-- Opening Marker --

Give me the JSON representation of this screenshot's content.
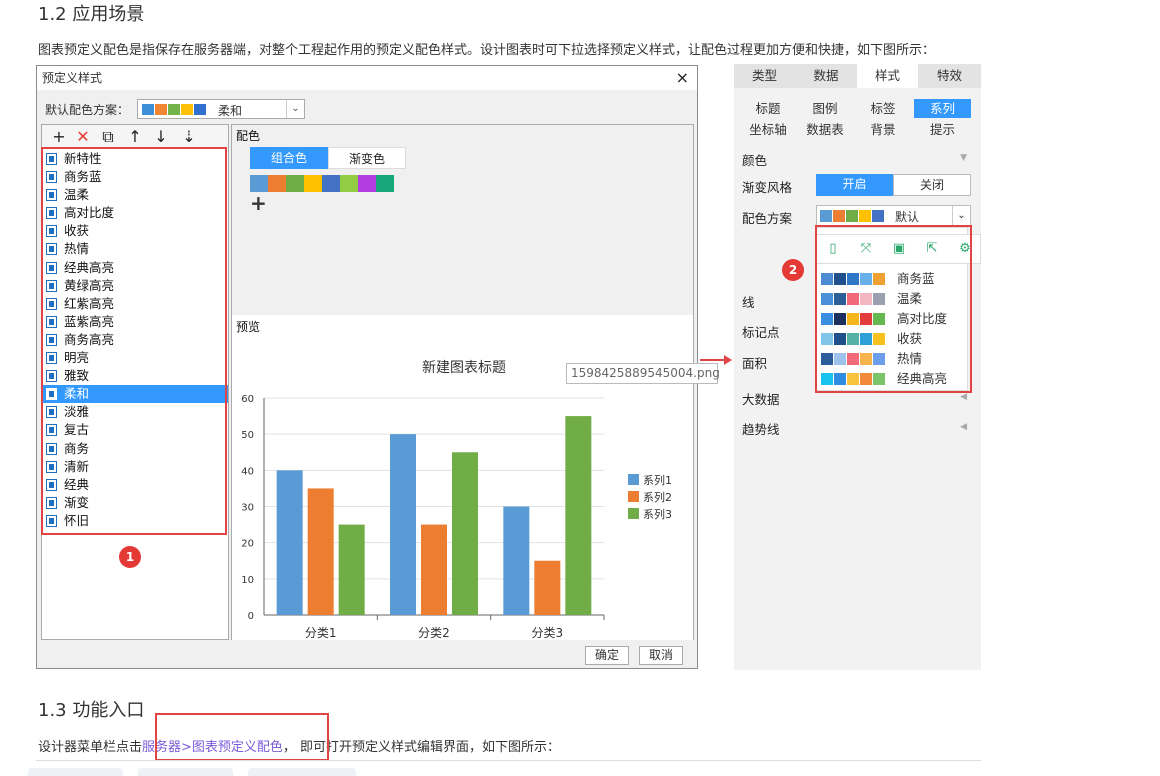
{
  "section12": {
    "heading": "1.2 应用场景",
    "text": "图表预定义配色是指保存在服务器端，对整个工程起作用的预定义配色样式。设计图表时可下拉选择预定义样式，让配色过程更加方便和快捷，如下图所示："
  },
  "dialog": {
    "title": "预定义样式",
    "close": "×",
    "scheme_label": "默认配色方案：",
    "scheme_value": "柔和",
    "scheme_colors": [
      "#3c8fd8",
      "#f08634",
      "#73b34a",
      "#ffc107",
      "#2f6fce"
    ],
    "toolbar": [
      "+",
      "✕",
      "⧉",
      "↑",
      "↓",
      "⇣"
    ],
    "items": [
      "新特性",
      "商务蓝",
      "温柔",
      "高对比度",
      "收获",
      "热情",
      "经典高亮",
      "黄绿高亮",
      "红紫高亮",
      "蓝紫高亮",
      "商务高亮",
      "明亮",
      "雅致",
      "柔和",
      "淡雅",
      "复古",
      "商务",
      "清新",
      "经典",
      "渐变",
      "怀旧"
    ],
    "selected_item": "柔和",
    "color_title": "配色",
    "tab_combo": "组合色",
    "tab_gradient": "渐变色",
    "palette": [
      "#5b9bd5",
      "#ed7d31",
      "#70ad47",
      "#ffc000",
      "#4472c4",
      "#91cc42",
      "#b13ce0",
      "#17a87a"
    ],
    "add": "+",
    "preview_title": "预览",
    "ok": "确定",
    "cancel": "取消",
    "badge": "1"
  },
  "chart_data": {
    "type": "bar",
    "title": "新建图表标题",
    "categories": [
      "分类1",
      "分类2",
      "分类3"
    ],
    "series": [
      {
        "name": "系列1",
        "values": [
          40,
          50,
          30
        ],
        "color": "#5b9bd5"
      },
      {
        "name": "系列2",
        "values": [
          35,
          25,
          15
        ],
        "color": "#ed7d31"
      },
      {
        "name": "系列3",
        "values": [
          25,
          45,
          55
        ],
        "color": "#70ad47"
      }
    ],
    "ylim": [
      0,
      60
    ],
    "yticks": [
      0,
      10,
      20,
      30,
      40,
      50,
      60
    ],
    "grid": true,
    "legend": "right"
  },
  "side": {
    "tabs": [
      "类型",
      "数据",
      "样式",
      "特效"
    ],
    "active_tab": "样式",
    "subtabs": [
      "标题",
      "图例",
      "标签",
      "系列",
      "坐标轴",
      "数据表",
      "背景",
      "提示"
    ],
    "active_subtab": "系列",
    "color_section": "颜色",
    "gradient_label": "渐变风格",
    "on": "开启",
    "off": "关闭",
    "scheme_label": "配色方案",
    "scheme_value": "默认",
    "popup_items": [
      {
        "name": "商务蓝",
        "colors": [
          "#4b8bd4",
          "#1f4f8c",
          "#2f77c7",
          "#6ab0e8",
          "#f0a030"
        ]
      },
      {
        "name": "温柔",
        "colors": [
          "#4a90d9",
          "#2c5e99",
          "#f06a7a",
          "#f4b6c0",
          "#9aa0b0"
        ]
      },
      {
        "name": "高对比度",
        "colors": [
          "#3a8ee0",
          "#1d2f5c",
          "#f6b619",
          "#e23c3c",
          "#64b850"
        ]
      },
      {
        "name": "收获",
        "colors": [
          "#7fc6e8",
          "#1e4f8a",
          "#55b0a6",
          "#2f9fd8",
          "#f8c11d"
        ]
      },
      {
        "name": "热情",
        "colors": [
          "#2b5d9b",
          "#9dc3ec",
          "#f06a7a",
          "#f7b44a",
          "#6d9eeb"
        ]
      },
      {
        "name": "经典高亮",
        "colors": [
          "#19c3f0",
          "#2e8de0",
          "#f8c33a",
          "#f08a3a",
          "#7cc46a"
        ]
      }
    ],
    "sections": [
      "线",
      "标记点",
      "面积",
      "大数据",
      "趋势线"
    ],
    "badge": "2",
    "tooltip": "1598425889545004.png"
  },
  "section13": {
    "heading": "1.3 功能入口",
    "text_before": "设计器菜单栏点击",
    "link": "服务器>图表预定义配色",
    "text_after": "， 即可打开预定义样式编辑界面，如下图所示："
  }
}
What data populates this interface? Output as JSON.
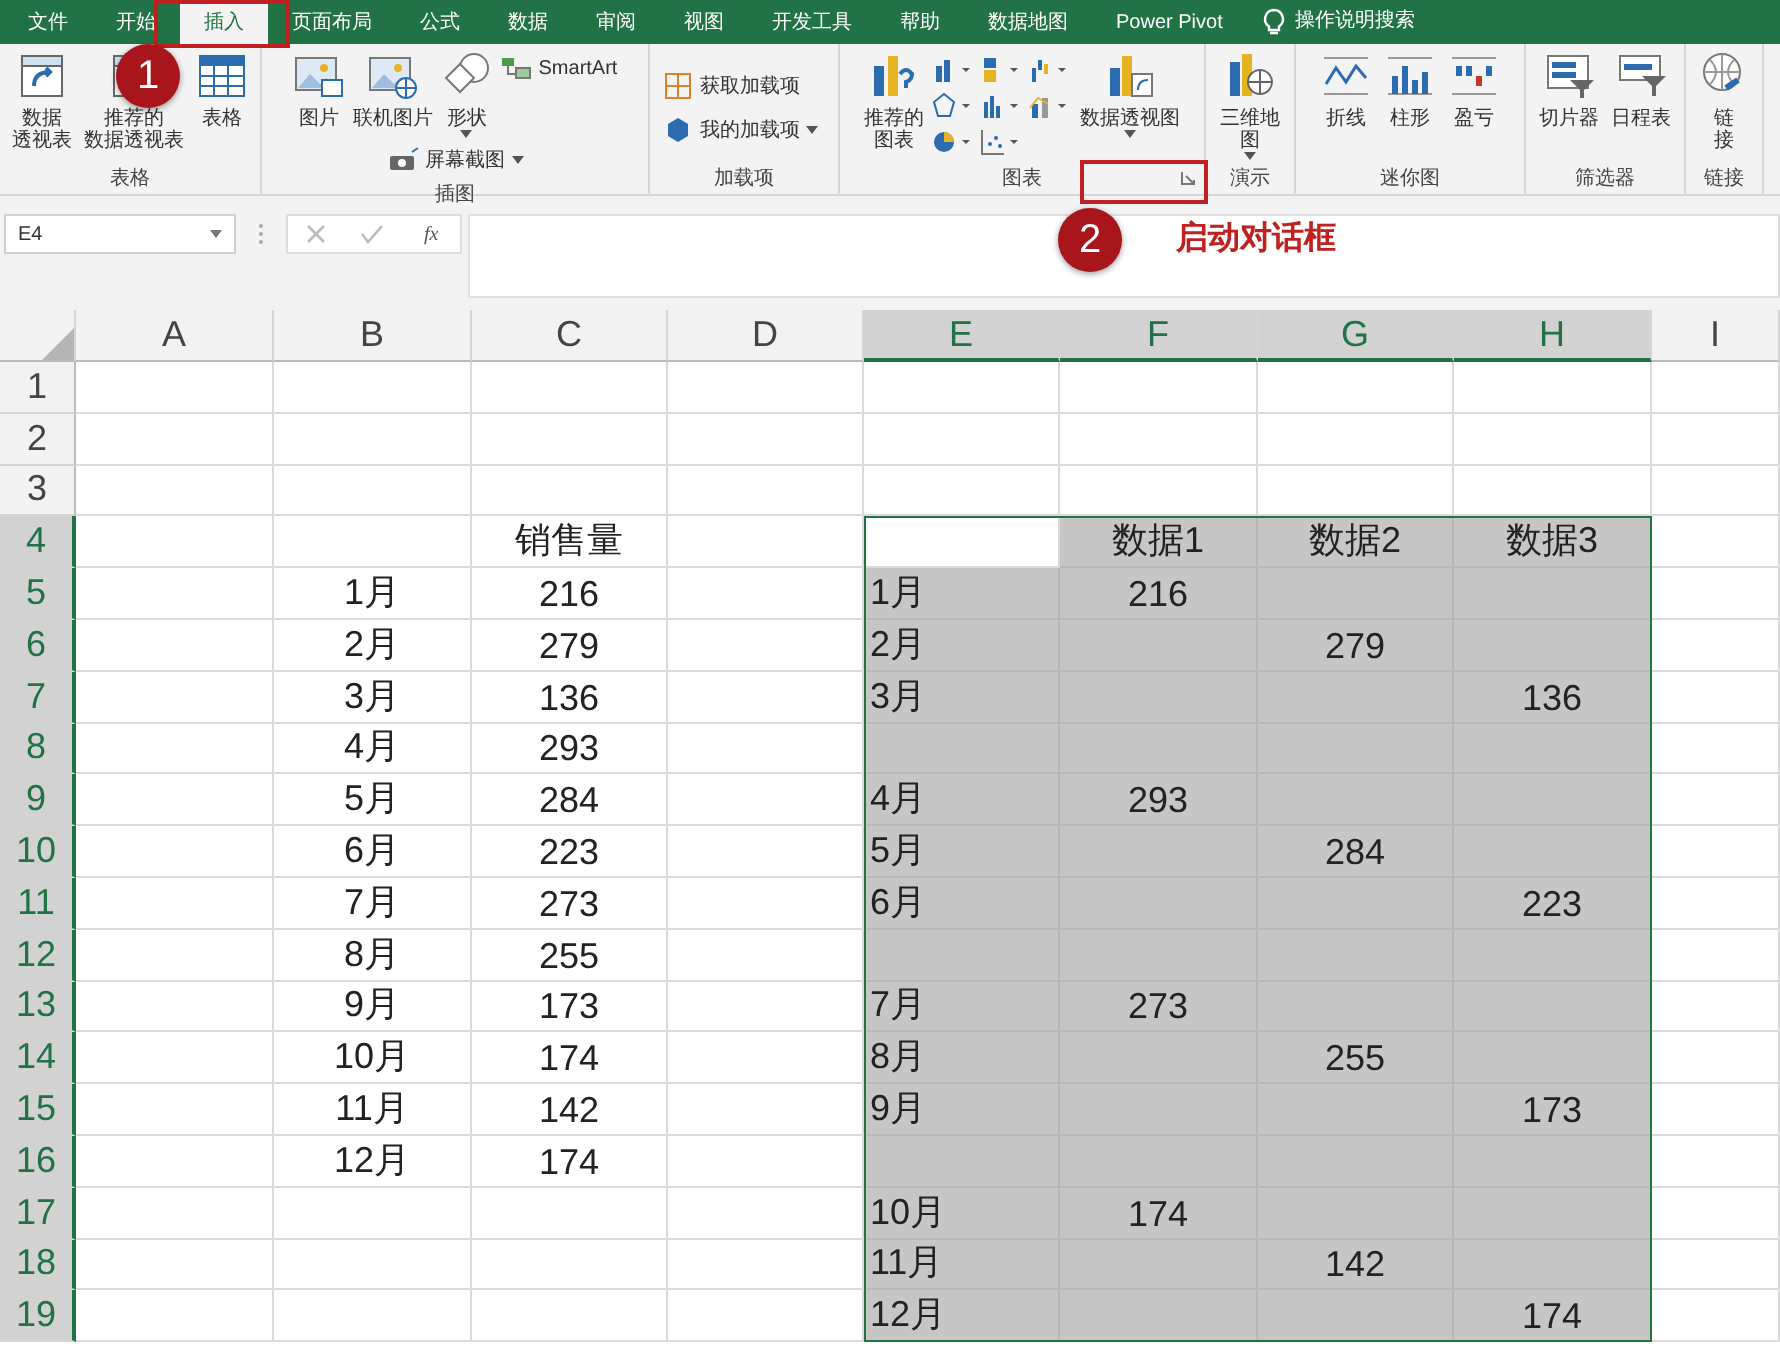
{
  "menu_tabs": [
    {
      "label": "文件",
      "selected": false
    },
    {
      "label": "开始",
      "selected": false
    },
    {
      "label": "插入",
      "selected": true
    },
    {
      "label": "页面布局",
      "selected": false
    },
    {
      "label": "公式",
      "selected": false
    },
    {
      "label": "数据",
      "selected": false
    },
    {
      "label": "审阅",
      "selected": false
    },
    {
      "label": "视图",
      "selected": false
    },
    {
      "label": "开发工具",
      "selected": false
    },
    {
      "label": "帮助",
      "selected": false
    },
    {
      "label": "数据地图",
      "selected": false
    },
    {
      "label": "Power Pivot",
      "selected": false
    }
  ],
  "tell_me": {
    "label": "操作说明搜索"
  },
  "ribbon_groups": [
    {
      "label": "表格",
      "items": [
        {
          "kind": "large",
          "label": "数据透视表"
        },
        {
          "kind": "large",
          "label": "推荐的数据透视表"
        },
        {
          "kind": "large",
          "label": "表格"
        }
      ]
    },
    {
      "label": "插图",
      "items": [
        {
          "kind": "large",
          "label": "图片"
        },
        {
          "kind": "large",
          "label": "联机图片"
        },
        {
          "kind": "large",
          "label": "形状",
          "dropdown": true
        },
        {
          "kind": "small",
          "label": "SmartArt"
        },
        {
          "kind": "small",
          "label": "屏幕截图",
          "dropdown": true
        }
      ]
    },
    {
      "label": "加载项",
      "items": [
        {
          "kind": "small",
          "label": "获取加载项"
        },
        {
          "kind": "small",
          "label": "我的加载项",
          "dropdown": true
        }
      ]
    },
    {
      "label": "图表",
      "launcher": true,
      "items": [
        {
          "kind": "large",
          "label": "推荐的图表"
        },
        {
          "kind": "gallery"
        },
        {
          "kind": "large",
          "label": "数据透视图",
          "dropdown": true
        }
      ]
    },
    {
      "label": "演示",
      "items": [
        {
          "kind": "large",
          "label": "三维地图",
          "dropdown": true
        }
      ]
    },
    {
      "label": "迷你图",
      "items": [
        {
          "kind": "large",
          "label": "折线"
        },
        {
          "kind": "large",
          "label": "柱形"
        },
        {
          "kind": "large",
          "label": "盈亏"
        }
      ]
    },
    {
      "label": "筛选器",
      "items": [
        {
          "kind": "large",
          "label": "切片器"
        },
        {
          "kind": "large",
          "label": "日程表"
        }
      ]
    },
    {
      "label": "链接",
      "items": [
        {
          "kind": "large",
          "label": "链接"
        }
      ]
    }
  ],
  "name_box": {
    "value": "E4"
  },
  "formula_buttons": {
    "function": "fx"
  },
  "callouts": [
    {
      "number": "1"
    },
    {
      "number": "2",
      "text": "启动对话框"
    }
  ],
  "columns": [
    {
      "label": "A",
      "selected": false
    },
    {
      "label": "B",
      "selected": false
    },
    {
      "label": "C",
      "selected": false
    },
    {
      "label": "D",
      "selected": false
    },
    {
      "label": "E",
      "selected": true
    },
    {
      "label": "F",
      "selected": true
    },
    {
      "label": "G",
      "selected": true
    },
    {
      "label": "H",
      "selected": true
    },
    {
      "label": "I",
      "selected": false
    }
  ],
  "rows": [
    {
      "header": "1",
      "selected": false,
      "cells": {}
    },
    {
      "header": "2",
      "selected": false,
      "cells": {}
    },
    {
      "header": "3",
      "selected": false,
      "cells": {}
    },
    {
      "header": "4",
      "selected": true,
      "cells": {
        "C": "销售量",
        "F": "数据1",
        "G": "数据2",
        "H": "数据3"
      }
    },
    {
      "header": "5",
      "selected": true,
      "cells": {
        "B": "1月",
        "C": "216",
        "E": "1月",
        "F": "216"
      }
    },
    {
      "header": "6",
      "selected": true,
      "cells": {
        "B": "2月",
        "C": "279",
        "E": "2月",
        "G": "279"
      }
    },
    {
      "header": "7",
      "selected": true,
      "cells": {
        "B": "3月",
        "C": "136",
        "E": "3月",
        "H": "136"
      }
    },
    {
      "header": "8",
      "selected": true,
      "cells": {
        "B": "4月",
        "C": "293"
      }
    },
    {
      "header": "9",
      "selected": true,
      "cells": {
        "B": "5月",
        "C": "284",
        "E": "4月",
        "F": "293"
      }
    },
    {
      "header": "10",
      "selected": true,
      "cells": {
        "B": "6月",
        "C": "223",
        "E": "5月",
        "G": "284"
      }
    },
    {
      "header": "11",
      "selected": true,
      "cells": {
        "B": "7月",
        "C": "273",
        "E": "6月",
        "H": "223"
      }
    },
    {
      "header": "12",
      "selected": true,
      "cells": {
        "B": "8月",
        "C": "255"
      }
    },
    {
      "header": "13",
      "selected": true,
      "cells": {
        "B": "9月",
        "C": "173",
        "E": "7月",
        "F": "273"
      }
    },
    {
      "header": "14",
      "selected": true,
      "cells": {
        "B": "10月",
        "C": "174",
        "E": "8月",
        "G": "255"
      }
    },
    {
      "header": "15",
      "selected": true,
      "cells": {
        "B": "11月",
        "C": "142",
        "E": "9月",
        "H": "173"
      }
    },
    {
      "header": "16",
      "selected": true,
      "cells": {
        "B": "12月",
        "C": "174"
      }
    },
    {
      "header": "17",
      "selected": true,
      "cells": {
        "E": "10月",
        "F": "174"
      }
    },
    {
      "header": "18",
      "selected": true,
      "cells": {
        "E": "11月",
        "G": "142"
      }
    },
    {
      "header": "19",
      "selected": true,
      "cells": {
        "E": "12月",
        "H": "174"
      }
    }
  ]
}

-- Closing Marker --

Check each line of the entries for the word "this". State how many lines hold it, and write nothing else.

2